Auckland house prices have fallen for the first time in almost two years, with one inner city suburb dropping by more than $150,000.
City houses are now worth $1.55 million on average, with values falling 0.1 per cent during the first three months of this year, the latest OneRoof-Valocity House Value Index has found.
Mt Roskill homes in Auckland's inner south suffered the biggest falls.
The suburb's average house value fell 11.6 per cent or $166,000 in this quarter compared with the last three months of 2021 to hit a new $1.28m average price.
Values in Torbay, on the North Shore's northern fringes, also dipped, the April OneRoof-Valocity report found.
The waterfront suburb's average property value fell 6.4 per cent - or $97,000 - over the past three months to hit $1.41m.
Other big fallers included Te Atatu Peninsula, falling 4.8 per cent or $69,000, and Henderson where average values dropped 4.6 per cent or $55,000.
Across Auckland, 58 of the 276 suburbs fell in value, making the city New Zealand's worst performing housing market over the past three months.
James Wilson, from Valocity housing valuation and analysts, said booming housing price growth over the last two years had been driven by record low interest rates, but now the market had changed.
"This time interest rates are on the up and the housing market is tipped for further declines," he said.
It comes as New Zealand house prices experienced one of the biggest booms in the nation's history over the two years of the Covid pandemic.
Governments across the globe, fearing economic recession due to the virus, pushed interest rates down to record lows in order to encourage people and businesses to continue spending.
Home buyers responded by rushing to get bank loans.
Their demand for property helped lead house prices to, at times during 2021, jump as much 30 per cent higher than what they were a year earlier.
However, in recent months the tide has turned and home loans have become much harder to get.

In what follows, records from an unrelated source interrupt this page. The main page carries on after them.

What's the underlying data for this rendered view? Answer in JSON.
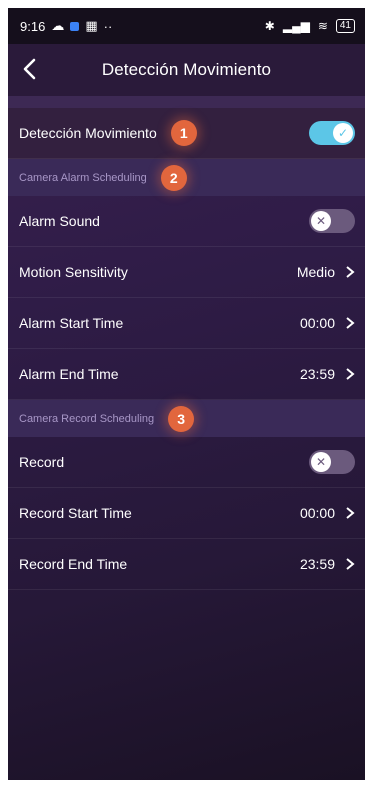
{
  "status_bar": {
    "time": "9:16",
    "battery": "41"
  },
  "app_bar": {
    "title": "Detección Movimiento"
  },
  "motion_detection": {
    "label": "Detección Movimiento",
    "badge": "1",
    "enabled": true
  },
  "alarm_section": {
    "title": "Camera Alarm Scheduling",
    "badge": "2"
  },
  "alarm_sound": {
    "label": "Alarm Sound",
    "enabled": false
  },
  "motion_sensitivity": {
    "label": "Motion Sensitivity",
    "value": "Medio"
  },
  "alarm_start": {
    "label": "Alarm Start Time",
    "value": "00:00"
  },
  "alarm_end": {
    "label": "Alarm End Time",
    "value": "23:59"
  },
  "record_section": {
    "title": "Camera Record Scheduling",
    "badge": "3"
  },
  "record": {
    "label": "Record",
    "enabled": false
  },
  "record_start": {
    "label": "Record Start Time",
    "value": "00:00"
  },
  "record_end": {
    "label": "Record End Time",
    "value": "23:59"
  },
  "colors": {
    "accent_toggle": "#5cc6e7",
    "badge": "#e2663d"
  }
}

That is due to rising interest rates and temporary Government changes to lending rules that made banks less willing to approve new home loans.
Valocity's Wilson said these factors led to the first quarter-on-quarter drop in Auckland's house values since the start of the Covid outbreak.
And further drops will likely follow, he said.
Evidence for that could be seen in even sharper price falls in March, where in the course of one month Auckland home values dipped 1.4 per cent or $22,000.
Nationally, however, house prices rose.
Nationwide average values are now 2.1 per cent higher than they were in the last three months of 2021, hitting $1.01m.
Yet, when looking only at March's prices, national house values actually fell by 0.27 per cent in the past month.
That augurs a wider slowdown in the national market, Wilson said.
Meanwhile, price drops in Auckland's Mt Roskill and its neighbouring suburb Mt Albert - where values fell 3 per cent or $50,000 to $1.61m - are likely linked to a slowdown in new building activity, he said.
Large portions of both suburbs are zoned by Auckland Council for intensification, leading developers to rush to buy homes in recent years that can be demolished and replaced with multiple townhouses or apartments.
However, tighter credit conditions, rising material and labour costs and lengthy supply chain delays had dampened demand among developers.
And these difficulties may get worse, Wilson said.
"Some developers may sell now before things get worse," he said, adding that even a handful of "fire sales" could have a big impact on overall property values.
Steve Hay, branch manager for Barfoot & Thompson Mt Roskill, backed this up.
He said a lot of properties had been selling in the $1.4m to $1.8m range in 2021 because they had sections that could be developed, but "there's not a heap of developers falling over themselves to buy the larger sections now".
He said another cause for the slowdown in his suburb is that some sellers are trying to sell homes for prices that buyers aren't willing to pay.
Part of this was a belief the market was still running hot and partly due to Auckland Council recently releasing its new council valuations in which the value of some properties were estimated to be 30 or 40 per cent higher than the last CV valuation in 2017.
"I'm getting offers at $1.05m and [vendors are telling me their] CV has gone up to $1.4m. They assume that's what their house is worth and it's 'um, no'," Hay said.
Valocity's Wilson said value drops in west Auckland suburbs, such as Henderson and Avondale were, on the other hand, more likely linked a drop-off in investors buying homes.
"Investors have been a lot more cautious than other buyer groups in these areas," Wilson said.
"They've basically stopped buying and the suburbs have softened as a result."